■ WHAT TO WORK ON
The entries are to be printed again word for word, but no picture may appear.

■ THE DATA
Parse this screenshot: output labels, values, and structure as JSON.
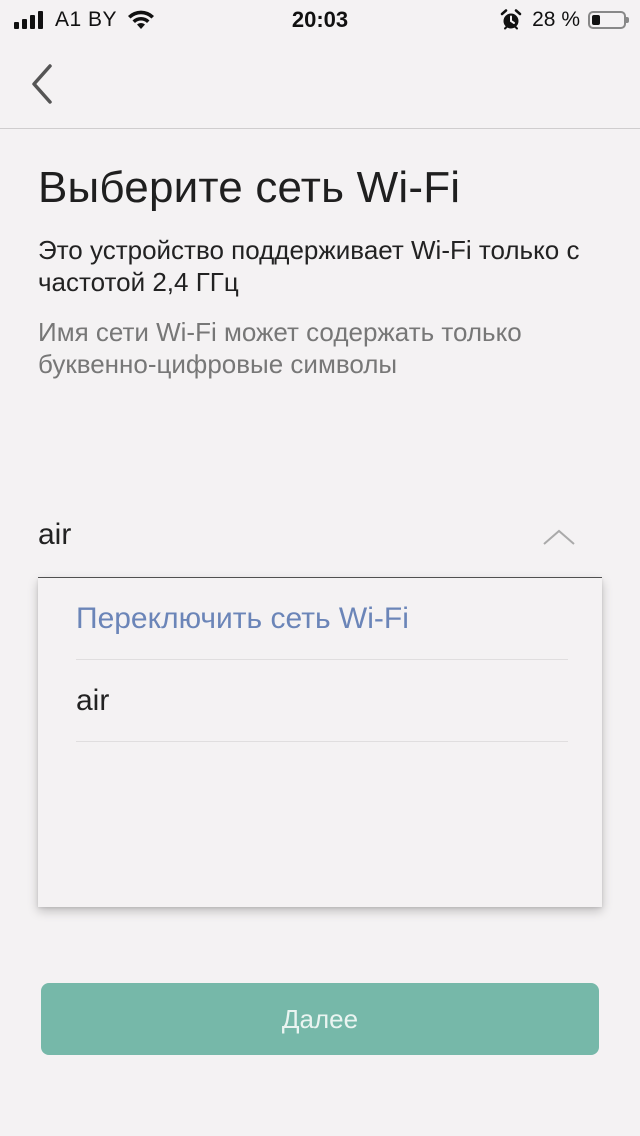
{
  "status_bar": {
    "carrier": "A1 BY",
    "time": "20:03",
    "battery_percent": "28 %",
    "battery_level": 0.28,
    "icons": [
      "signal-icon",
      "wifi-icon",
      "alarm-icon",
      "battery-icon"
    ]
  },
  "nav": {
    "back_icon": "chevron-left-icon"
  },
  "page": {
    "title": "Выберите сеть Wi-Fi",
    "subtitle": "Это устройство поддерживает Wi-Fi только с частотой 2,4 ГГц",
    "hint": "Имя сети Wi-Fi может содержать только буквенно-цифровые символы"
  },
  "network_select": {
    "value": "air",
    "icon": "chevron-up-icon",
    "options": [
      {
        "label": "Переключить сеть Wi-Fi"
      },
      {
        "label": "air"
      }
    ]
  },
  "actions": {
    "next_label": "Далее"
  },
  "colors": {
    "background": "#f4f2f3",
    "link": "#6b85b8",
    "button": "#76b8a9",
    "button_text": "#eaf4f1"
  }
}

■ ANSWER SPACE
Parse this screenshot: output labels, values, and structure as JSON.
{
  "status_bar": {
    "carrier": "A1 BY",
    "time": "20:03",
    "battery_percent": "28 %",
    "battery_level": 0.28,
    "icons": [
      "signal-icon",
      "wifi-icon",
      "alarm-icon",
      "battery-icon"
    ]
  },
  "nav": {
    "back_icon": "chevron-left-icon"
  },
  "page": {
    "title": "Выберите сеть Wi-Fi",
    "subtitle": "Это устройство поддерживает Wi-Fi только с частотой 2,4 ГГц",
    "hint": "Имя сети Wi-Fi может содержать только буквенно-цифровые символы"
  },
  "network_select": {
    "value": "air",
    "icon": "chevron-up-icon",
    "options": [
      {
        "label": "Переключить сеть Wi-Fi"
      },
      {
        "label": "air"
      }
    ]
  },
  "actions": {
    "next_label": "Далее"
  },
  "colors": {
    "background": "#f4f2f3",
    "link": "#6b85b8",
    "button": "#76b8a9",
    "button_text": "#eaf4f1"
  }
}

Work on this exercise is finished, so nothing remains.